But as I’ve reminded myself incessantly after such peak experiences: I vow to not reenter old parodies. Those moments of joy and transcendence stretch me to new places, and there’s no reason I need to return to the humdrum after my true drum has been struck with an invigorated rhythm. If the ecstatic moment lives and dies in the churches that evoke it, then I must return to those particular pews to taste it again. This can lead to an overdependence on the source of joy, be it an event, a substance, a lover, or a place — just because I felt divine at the river on Sunday doesn’t mean I will feel it so strongly when I return on Friday. The best I can do is find my wells, to visit them regularly with respect but not oversized expectations, and to be open to new ones, which often appear where I might not expect them. I prefer to think of church as a floating palace, one that changes form by the minute and yet is always an open eye away.

The Bright Side

I’d rather talk about the glory than the glitches. But sometimes it feels safer to coast in under the cover of gripe. 

Not to say digging into the trenches and making sense of the soil isn’t valid; in fact, in this age of airbrushing I’d say it’s critical work to be candid about the struggle.  But I’d rather not fall to the other extreme, baring all in an angst-ridden pity parade.

The fact is, I am an optimistic, joyful person. I think that what comes out of a stranger’s mouth is going to revelatory, or at least helpful. I relish the sound of the crickets piping in from the leaves. I think people are basically good and trustworthy. I believe most dogs won’t bite me.

Last night was one of those blessed evenings when I communed with joy and it gave me a big, wet kiss.  Annie was out of town, and I was getting the house ready both for her return but also for a visit from one of my oldest friends, Zeus, and his fiance Lora whom I had not yet met. Lora was driving down from Ohio and was arriving the night before her sweetheart, and I found myself in happy anticipation; even though we’d never met in person, I knew — because of the depth and breadth of my relationship with Zeus — that someone kindred was about to grace our home.

Lora arrived about two hours later than she’d planned, but I was able to transcend the clock. It was one of those perfect spring nights when the wind is blowing the first warm breeze of the year and the stars are almost shocking in their plenitude. I cooked up some dinner, wrote a little, put on some music and then stretched and danced and opened the unhinged joints in my body that had been feeling so tightly closed. In the last few years my body has stiffened and at times I feel like the tin man in need of some oil. I was able to conduct my own freestyle body workshop in the dining room with the windows wide open.
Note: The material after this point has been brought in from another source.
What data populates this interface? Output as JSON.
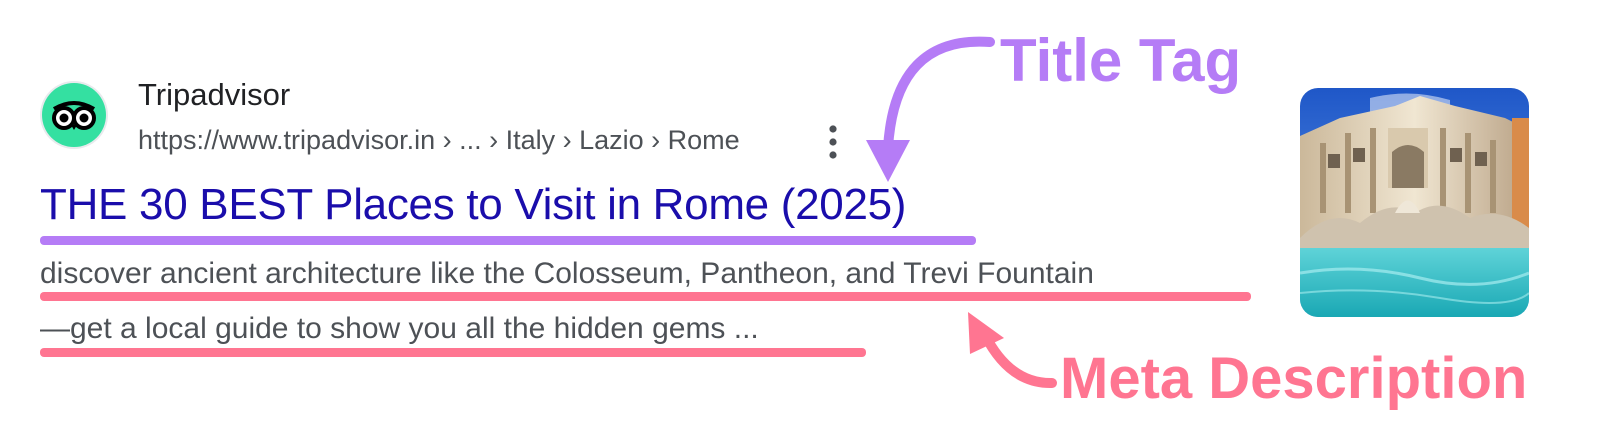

At one point I walked into Rio’s room and talked a bit to the soundly sleeping boy. I told him I would always love him and try to be there for him. I reminded him to never ignore the directives of his heart. I had the strong and slightly eerie feeling that he could hear me despite his deep slumber. Then things got a little mysterious. As I looked down on his face I saw him as a teenager, then as a man sleeping on another bed somewhere.  I got a flash of him alone and crying, that sad communion with the sheets, and I thought of all the times he would be broken and I started to weep, turned my face to my sleeve, looked away. I was about to leave the room when I remembered laughter, the tops of mountains, nights like the one I was having, and I let the delight of those small gifts sustain my vision of my growing son.

And then Lora arrived, 12:30 a.m. and the night still felt young, and she and I talked and talked, needing nothing but the worlds that were suddenly broader and more connected, and as the darkness was about to greet dawn a storm came in from nowhere, thunder booming and rain suddenly pouring across the tableau at 45 degrees. I ran inside and closed all the windows I had opened,  cursing for a moment all the papers that had scattered across the room. We hooted and hollered at mother nature’s unforgettable howl, and I finally went to bed, satisfaction in my bones.